## Problem to solve
The expected output is every entry, repeated exactly.

○ ○ ○ ○ ○

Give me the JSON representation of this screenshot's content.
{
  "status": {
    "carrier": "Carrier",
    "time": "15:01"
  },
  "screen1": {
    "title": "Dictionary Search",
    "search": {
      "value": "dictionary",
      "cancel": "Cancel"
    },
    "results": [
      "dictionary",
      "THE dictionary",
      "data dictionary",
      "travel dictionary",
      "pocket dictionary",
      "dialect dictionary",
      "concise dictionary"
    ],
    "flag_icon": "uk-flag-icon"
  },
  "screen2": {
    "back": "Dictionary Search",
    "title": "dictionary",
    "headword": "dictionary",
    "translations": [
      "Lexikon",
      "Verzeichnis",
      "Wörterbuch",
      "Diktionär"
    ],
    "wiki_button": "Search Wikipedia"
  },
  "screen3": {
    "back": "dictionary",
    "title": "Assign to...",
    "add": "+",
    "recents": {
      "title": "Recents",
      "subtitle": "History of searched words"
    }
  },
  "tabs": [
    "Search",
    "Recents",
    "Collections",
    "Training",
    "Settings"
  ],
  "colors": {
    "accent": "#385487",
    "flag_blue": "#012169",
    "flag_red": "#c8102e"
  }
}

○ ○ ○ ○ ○

## Task output
Give me the JSON representation of this screenshot's content.
{
  "status": {
    "carrier": "Carrier",
    "time": "15:01"
  },
  "screen1": {
    "title": "Dictionary Search",
    "search": {
      "value": "dictionary",
      "cancel": "Cancel"
    },
    "results": [
      "dictionary",
      "THE dictionary",
      "data dictionary",
      "travel dictionary",
      "pocket dictionary",
      "dialect dictionary",
      "concise dictionary"
    ],
    "flag_icon": "uk-flag-icon"
  },
  "screen2": {
    "back": "Dictionary Search",
    "title": "dictionary",
    "headword": "dictionary",
    "translations": [
      "Lexikon",
      "Verzeichnis",
      "Wörterbuch",
      "Diktionär"
    ],
    "wiki_button": "Search Wikipedia"
  },
  "screen3": {
    "back": "dictionary",
    "title": "Assign to...",
    "add": "+",
    "recents": {
      "title": "Recents",
      "subtitle": "History of searched words"
    }
  },
  "tabs": [
    "Search",
    "Recents",
    "Collections",
    "Training",
    "Settings"
  ],
  "colors": {
    "accent": "#385487",
    "flag_blue": "#012169",
    "flag_red": "#c8102e"
  }
}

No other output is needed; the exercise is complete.